“But that still needs the basics of production and media management,” he continues. “Content in the right form still has to be delivered to the server, and later archived. We will still have a role in the management of the media. In fact, we are going to have to manage larger volumes of data.”

Recently there has been a great deal of pressure towards “channel in a box” solutions, at all levels of the industry. Is this a goal for Pebble Beach?

“We see the value in best of breed, so we are not going to station in a box systems,” Peter Hajittofi states. “For most broadcasters a high level of service and functionality like fault tolerance is important.

“But we do need to support all equipment for lower cost channels and emergency backup facilities,” he adds. “So we have already delivered systems using the Miranda Xchannel server with graphics, for example.”

The strategy for the next ten years, and towards the ambition of market leadership, sees the completion of investment in the next generation platform which, in keeping with the company’s seaside theme, is called Marina.

“This is a totally distributed architecture, so we can scale much better than the old platform,” says Hajittofi. “It will run on Linux – not being dependent just on Microsoft will be significant.”

The new platform is designed to support the extended role for asset management that the company sees as its future market. It is also designed to meet the needs of its global market by supporting any language through a configurable user interface.

“We have made the language choice hot-swappable,” he claims. “How can we support a system any other way: an engineer can see what is going on with the touch of a key, even if the native system is running in Arabic or an Asian language.”

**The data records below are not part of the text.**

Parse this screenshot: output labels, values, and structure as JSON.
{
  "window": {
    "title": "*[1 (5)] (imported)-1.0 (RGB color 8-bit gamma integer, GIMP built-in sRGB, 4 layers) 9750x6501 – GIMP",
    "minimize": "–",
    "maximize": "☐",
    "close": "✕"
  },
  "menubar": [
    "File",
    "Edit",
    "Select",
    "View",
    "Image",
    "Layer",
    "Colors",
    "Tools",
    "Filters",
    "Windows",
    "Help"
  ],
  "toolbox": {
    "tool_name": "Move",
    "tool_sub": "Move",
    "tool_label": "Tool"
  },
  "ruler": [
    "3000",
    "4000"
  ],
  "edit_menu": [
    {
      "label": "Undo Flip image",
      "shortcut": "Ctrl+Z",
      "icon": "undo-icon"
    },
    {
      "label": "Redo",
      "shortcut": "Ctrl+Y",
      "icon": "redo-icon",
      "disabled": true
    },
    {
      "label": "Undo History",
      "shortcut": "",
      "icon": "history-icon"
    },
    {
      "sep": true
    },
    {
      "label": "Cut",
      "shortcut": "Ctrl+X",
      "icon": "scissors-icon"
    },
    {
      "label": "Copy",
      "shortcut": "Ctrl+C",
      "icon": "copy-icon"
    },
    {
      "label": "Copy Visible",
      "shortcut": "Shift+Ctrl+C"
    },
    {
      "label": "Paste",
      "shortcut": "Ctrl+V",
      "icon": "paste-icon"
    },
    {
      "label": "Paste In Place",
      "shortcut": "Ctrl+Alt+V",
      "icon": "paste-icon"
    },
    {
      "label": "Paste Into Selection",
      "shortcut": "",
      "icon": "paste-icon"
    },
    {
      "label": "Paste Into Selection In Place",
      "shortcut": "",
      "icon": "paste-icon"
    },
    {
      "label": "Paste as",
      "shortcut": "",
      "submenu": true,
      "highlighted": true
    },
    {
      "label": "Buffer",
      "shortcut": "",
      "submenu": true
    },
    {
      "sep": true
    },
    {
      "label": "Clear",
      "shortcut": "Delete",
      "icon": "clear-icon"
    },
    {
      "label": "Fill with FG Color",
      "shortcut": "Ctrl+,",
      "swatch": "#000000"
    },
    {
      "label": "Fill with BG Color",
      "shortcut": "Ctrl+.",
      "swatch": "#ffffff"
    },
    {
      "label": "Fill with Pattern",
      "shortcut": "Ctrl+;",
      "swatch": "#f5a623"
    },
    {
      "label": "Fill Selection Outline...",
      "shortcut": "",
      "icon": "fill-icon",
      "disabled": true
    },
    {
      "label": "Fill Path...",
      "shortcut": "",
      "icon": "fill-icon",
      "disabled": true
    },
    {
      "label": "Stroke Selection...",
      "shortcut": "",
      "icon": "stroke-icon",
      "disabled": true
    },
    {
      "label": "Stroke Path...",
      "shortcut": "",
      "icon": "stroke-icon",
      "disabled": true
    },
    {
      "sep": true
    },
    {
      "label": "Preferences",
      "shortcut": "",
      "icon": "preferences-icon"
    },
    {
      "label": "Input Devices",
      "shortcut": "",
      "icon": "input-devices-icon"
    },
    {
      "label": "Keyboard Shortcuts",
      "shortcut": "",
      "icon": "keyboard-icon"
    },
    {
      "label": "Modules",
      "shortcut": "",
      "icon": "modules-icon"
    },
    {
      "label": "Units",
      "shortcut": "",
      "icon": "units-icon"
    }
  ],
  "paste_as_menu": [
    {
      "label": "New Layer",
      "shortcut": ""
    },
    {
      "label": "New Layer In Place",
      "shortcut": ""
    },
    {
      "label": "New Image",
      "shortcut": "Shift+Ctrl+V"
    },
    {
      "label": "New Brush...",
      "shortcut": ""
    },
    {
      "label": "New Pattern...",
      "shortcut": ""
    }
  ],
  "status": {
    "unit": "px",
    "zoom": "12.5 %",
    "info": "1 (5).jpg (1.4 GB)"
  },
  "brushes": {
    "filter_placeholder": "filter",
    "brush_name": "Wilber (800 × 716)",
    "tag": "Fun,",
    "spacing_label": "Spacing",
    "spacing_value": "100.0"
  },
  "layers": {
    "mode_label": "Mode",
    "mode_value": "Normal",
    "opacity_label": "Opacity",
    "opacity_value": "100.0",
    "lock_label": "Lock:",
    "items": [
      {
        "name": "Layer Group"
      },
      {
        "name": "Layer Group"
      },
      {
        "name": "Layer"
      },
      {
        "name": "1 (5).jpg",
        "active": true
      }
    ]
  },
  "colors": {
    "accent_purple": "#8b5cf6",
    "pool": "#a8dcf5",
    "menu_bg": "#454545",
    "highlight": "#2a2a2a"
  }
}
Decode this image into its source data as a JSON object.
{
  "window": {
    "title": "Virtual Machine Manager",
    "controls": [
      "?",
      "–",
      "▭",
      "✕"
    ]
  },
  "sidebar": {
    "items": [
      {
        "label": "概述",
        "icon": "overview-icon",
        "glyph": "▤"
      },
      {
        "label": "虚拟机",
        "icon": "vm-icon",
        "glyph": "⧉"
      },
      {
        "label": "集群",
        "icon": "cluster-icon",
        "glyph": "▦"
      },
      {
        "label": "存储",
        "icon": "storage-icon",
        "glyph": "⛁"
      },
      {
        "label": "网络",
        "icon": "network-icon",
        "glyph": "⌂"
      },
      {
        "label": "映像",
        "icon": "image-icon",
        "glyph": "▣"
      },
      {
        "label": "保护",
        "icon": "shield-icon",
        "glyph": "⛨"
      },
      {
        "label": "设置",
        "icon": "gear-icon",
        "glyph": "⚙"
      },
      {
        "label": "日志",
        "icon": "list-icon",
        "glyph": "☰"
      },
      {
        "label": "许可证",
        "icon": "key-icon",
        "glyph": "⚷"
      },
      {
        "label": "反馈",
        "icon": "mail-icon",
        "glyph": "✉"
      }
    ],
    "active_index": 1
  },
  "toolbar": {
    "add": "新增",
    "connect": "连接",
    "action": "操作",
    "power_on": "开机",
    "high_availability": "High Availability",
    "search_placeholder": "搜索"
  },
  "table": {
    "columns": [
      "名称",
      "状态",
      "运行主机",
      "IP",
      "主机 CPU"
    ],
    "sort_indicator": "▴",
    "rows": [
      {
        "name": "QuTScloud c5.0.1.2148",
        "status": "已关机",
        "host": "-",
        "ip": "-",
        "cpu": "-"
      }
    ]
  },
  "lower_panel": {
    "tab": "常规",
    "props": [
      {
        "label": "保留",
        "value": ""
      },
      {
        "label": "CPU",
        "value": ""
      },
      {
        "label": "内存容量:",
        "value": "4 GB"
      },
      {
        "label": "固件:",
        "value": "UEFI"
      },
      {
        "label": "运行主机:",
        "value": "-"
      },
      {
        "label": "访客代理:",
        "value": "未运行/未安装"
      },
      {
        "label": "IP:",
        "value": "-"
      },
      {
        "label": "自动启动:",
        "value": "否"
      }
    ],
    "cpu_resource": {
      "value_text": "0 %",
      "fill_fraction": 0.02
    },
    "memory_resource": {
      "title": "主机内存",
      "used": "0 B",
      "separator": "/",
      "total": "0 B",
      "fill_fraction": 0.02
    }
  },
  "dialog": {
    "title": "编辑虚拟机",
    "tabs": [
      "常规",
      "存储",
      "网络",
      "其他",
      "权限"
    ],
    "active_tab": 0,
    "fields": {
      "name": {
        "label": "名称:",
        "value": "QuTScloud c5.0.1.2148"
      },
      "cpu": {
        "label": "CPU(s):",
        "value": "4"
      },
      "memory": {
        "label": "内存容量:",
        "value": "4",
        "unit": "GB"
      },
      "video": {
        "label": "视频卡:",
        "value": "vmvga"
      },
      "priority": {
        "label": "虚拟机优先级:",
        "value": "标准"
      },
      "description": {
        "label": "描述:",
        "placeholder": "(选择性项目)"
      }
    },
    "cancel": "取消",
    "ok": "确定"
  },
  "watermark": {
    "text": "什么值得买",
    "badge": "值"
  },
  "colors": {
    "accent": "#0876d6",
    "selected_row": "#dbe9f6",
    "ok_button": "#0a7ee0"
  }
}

That seems to underline a core part of the Pebble Beach philosophy – and perhaps the secret of being a success in such a critical market – which is that support is absolutely central to keeping the user happy.

“This is not like conventional IT,” Peter Hajittofi claims. “You have to offer constant support, remotely and on site. We are proud that we have never lost a customer.”